A website is a piece of media. An incredibly plastic piece of media, that is able to take form in many different ways. Interactive or static, text or image, but always with the ability to expand and go somewhere else.

Websites are built with text, but they are not hypertext. They are Hypermedia.

If I want websites to be an expression of our particular souls, I must accept that some express themselves through more, or without, text.

Hypertext can be anything but hypertext must always be text.

Yet since websites are built on text, we must understand what without text a website can not exist. This creates a paradox of websites being everything but always being text. And not just any text, there is a need for the text underlying a website to be HTML (hyper text markup language) with CSS (Cascading Style Sheet) and/or JS (JavaScript) added in.

These are markup and programming languages expressed through text. Just like a language they must be learned, and just like a spoken language, learning them is not easy. The translation of text, into a piece of hypermedia is one that not everyone will find intuitive, and I would argue that the way websites are created is always the biggest obstacle in their mass adoption.

Tools → Websites

A myriad of tools exist that can help us create a website without ever needing to write text. These empower those who find the text inherent to a website confusing. Code is scary, so we must recognize that this can feel incredibly freeing to people.

Tools such as the few listed here provide an interface less abstracted than the text based building blocks of a website.

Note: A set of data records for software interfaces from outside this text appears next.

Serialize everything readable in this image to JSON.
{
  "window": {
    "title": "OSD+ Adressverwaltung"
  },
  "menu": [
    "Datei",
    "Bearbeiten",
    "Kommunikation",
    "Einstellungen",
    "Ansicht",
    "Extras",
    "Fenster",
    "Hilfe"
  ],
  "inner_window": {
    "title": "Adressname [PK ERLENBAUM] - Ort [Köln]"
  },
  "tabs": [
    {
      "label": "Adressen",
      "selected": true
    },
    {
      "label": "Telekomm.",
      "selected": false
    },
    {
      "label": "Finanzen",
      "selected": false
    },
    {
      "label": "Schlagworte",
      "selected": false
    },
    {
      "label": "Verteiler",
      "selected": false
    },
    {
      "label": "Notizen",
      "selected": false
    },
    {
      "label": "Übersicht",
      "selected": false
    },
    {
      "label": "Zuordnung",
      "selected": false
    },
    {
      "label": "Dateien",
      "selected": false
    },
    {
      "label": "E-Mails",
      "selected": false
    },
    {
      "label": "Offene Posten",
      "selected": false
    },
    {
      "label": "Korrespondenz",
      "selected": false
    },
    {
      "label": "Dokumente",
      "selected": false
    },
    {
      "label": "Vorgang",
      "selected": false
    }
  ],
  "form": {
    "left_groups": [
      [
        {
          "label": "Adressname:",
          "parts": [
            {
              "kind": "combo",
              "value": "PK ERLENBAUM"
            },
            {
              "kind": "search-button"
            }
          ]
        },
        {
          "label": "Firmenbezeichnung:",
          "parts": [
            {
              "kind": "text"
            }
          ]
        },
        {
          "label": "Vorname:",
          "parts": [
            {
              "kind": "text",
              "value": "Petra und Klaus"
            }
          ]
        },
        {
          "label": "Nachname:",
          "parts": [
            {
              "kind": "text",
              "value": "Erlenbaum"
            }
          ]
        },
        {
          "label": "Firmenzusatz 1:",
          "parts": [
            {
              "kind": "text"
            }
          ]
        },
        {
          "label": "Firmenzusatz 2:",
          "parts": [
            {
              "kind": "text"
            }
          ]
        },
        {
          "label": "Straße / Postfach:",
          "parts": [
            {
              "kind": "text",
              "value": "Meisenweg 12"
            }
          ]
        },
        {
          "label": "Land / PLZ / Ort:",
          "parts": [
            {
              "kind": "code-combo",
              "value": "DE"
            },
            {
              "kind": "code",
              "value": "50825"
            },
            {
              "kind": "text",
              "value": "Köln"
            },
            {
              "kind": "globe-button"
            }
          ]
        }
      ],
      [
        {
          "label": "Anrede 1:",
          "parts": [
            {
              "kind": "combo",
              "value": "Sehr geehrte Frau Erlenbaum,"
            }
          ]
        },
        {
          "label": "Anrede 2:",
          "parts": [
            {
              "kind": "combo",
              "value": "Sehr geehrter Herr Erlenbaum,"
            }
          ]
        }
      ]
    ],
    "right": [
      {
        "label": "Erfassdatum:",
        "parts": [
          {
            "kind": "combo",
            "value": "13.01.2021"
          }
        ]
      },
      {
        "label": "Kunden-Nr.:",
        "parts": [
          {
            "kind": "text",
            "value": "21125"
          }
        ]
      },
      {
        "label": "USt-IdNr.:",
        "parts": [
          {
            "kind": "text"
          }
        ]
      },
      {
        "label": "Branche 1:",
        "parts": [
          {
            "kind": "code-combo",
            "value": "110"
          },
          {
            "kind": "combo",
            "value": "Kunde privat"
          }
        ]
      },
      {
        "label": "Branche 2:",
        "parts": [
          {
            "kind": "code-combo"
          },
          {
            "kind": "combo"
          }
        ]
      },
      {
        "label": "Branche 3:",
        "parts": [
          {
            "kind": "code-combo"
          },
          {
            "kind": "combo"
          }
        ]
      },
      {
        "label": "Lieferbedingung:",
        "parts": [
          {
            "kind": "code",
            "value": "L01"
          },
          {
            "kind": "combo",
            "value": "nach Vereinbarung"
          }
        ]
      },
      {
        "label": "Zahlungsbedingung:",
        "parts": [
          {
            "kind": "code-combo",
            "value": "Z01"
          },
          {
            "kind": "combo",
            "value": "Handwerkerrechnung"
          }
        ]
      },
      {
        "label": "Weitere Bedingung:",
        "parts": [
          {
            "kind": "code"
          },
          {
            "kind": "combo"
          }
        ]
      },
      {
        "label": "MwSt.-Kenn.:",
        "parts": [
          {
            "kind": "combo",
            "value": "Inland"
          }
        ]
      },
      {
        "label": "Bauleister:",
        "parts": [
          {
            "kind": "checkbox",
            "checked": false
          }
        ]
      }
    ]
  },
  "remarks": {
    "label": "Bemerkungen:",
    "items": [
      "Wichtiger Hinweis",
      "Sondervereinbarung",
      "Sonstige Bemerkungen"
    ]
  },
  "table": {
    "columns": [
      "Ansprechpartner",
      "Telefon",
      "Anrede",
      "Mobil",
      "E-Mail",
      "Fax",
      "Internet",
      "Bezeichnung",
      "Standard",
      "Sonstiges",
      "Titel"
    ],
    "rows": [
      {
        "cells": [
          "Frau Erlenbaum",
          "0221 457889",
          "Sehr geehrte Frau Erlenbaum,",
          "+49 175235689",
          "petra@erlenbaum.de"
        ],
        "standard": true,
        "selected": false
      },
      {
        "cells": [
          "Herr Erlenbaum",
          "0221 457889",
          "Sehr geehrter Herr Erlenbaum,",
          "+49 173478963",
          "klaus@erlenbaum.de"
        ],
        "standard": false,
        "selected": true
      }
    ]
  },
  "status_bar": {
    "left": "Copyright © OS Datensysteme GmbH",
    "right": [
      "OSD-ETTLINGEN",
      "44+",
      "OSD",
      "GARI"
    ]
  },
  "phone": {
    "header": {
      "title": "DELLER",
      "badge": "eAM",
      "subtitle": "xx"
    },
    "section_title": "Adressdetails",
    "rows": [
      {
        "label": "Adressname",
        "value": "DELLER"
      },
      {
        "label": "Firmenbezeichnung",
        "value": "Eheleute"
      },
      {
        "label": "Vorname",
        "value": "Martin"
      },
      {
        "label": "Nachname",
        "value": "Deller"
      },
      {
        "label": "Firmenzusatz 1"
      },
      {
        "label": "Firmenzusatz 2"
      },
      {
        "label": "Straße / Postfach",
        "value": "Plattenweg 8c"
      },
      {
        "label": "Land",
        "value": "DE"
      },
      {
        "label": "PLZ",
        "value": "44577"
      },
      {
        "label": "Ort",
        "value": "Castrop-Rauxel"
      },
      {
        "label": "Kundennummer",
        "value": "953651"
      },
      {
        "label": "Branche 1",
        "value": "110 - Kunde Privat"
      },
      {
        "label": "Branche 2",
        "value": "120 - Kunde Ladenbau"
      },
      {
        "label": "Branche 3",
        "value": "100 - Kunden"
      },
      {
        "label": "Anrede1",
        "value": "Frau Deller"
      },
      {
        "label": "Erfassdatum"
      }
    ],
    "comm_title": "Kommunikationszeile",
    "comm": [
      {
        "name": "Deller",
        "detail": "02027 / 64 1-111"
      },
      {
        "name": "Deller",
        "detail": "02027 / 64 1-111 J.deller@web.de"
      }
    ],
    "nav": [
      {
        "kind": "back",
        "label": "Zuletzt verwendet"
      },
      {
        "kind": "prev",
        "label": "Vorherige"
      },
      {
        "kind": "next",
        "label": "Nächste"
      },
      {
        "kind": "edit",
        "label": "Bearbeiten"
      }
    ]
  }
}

They allow people to see the site as they are creating it. To move an element without defining it as an absolute position and setting it's margin-left to be 2rem. They move it intuitively, by clicking it and dragging it in the direction they want it to be. They write bold text by click a boldened B instead of writing <b>. It's simpler.

The Magic Box

An issue with these tools is that they introduce a magic box into the creation process. The website that is created is, still, hypertext, css and javascript. It's merely hidden from the creator. This lends itself to becoming proficient with the tool, instead of the internet itself.

These tools have found communities that use them to their fullest potential. kPop stans with their fansites on carrd, yuppies with their fucking internet retreats on mmm.page, mom's with their cooking blogs on blogger and depressed teens on tumblr. They represent the sort of microwave of the internet. They let you cook up a website, without needing much knowledge of what cooking actually entails. Some of them break the magic boxes of their tools and slowly bleed out of their walls into the unkept fields of wild html.


We could enable more to create websites by "simply" teaching in a simpler manner. At the end of the day, the bones of the website is HTML — hyper text markup language.

An emphasis on the markup reveals the simplicity of websites at their bones and it's with this simplicity that we should teach and build on.

Maybe this gripe about teaching comes from a personal experience. Of being thought frameworks (wix, wordpress divi and wireframing) in an institutional context. The goal of all, not to teach me how to make a website, but how to adhere to an industry and participate in it's problem.. A trail by fire and magic boxes with as many buttons as a space ship.

I find the teachings of handmade-web.com, a web design class from Virginia Commonwealth University inspiring. It's teacher, Aidan Quinlan, writes:

The websites we will make may be small, but their hearts will be big.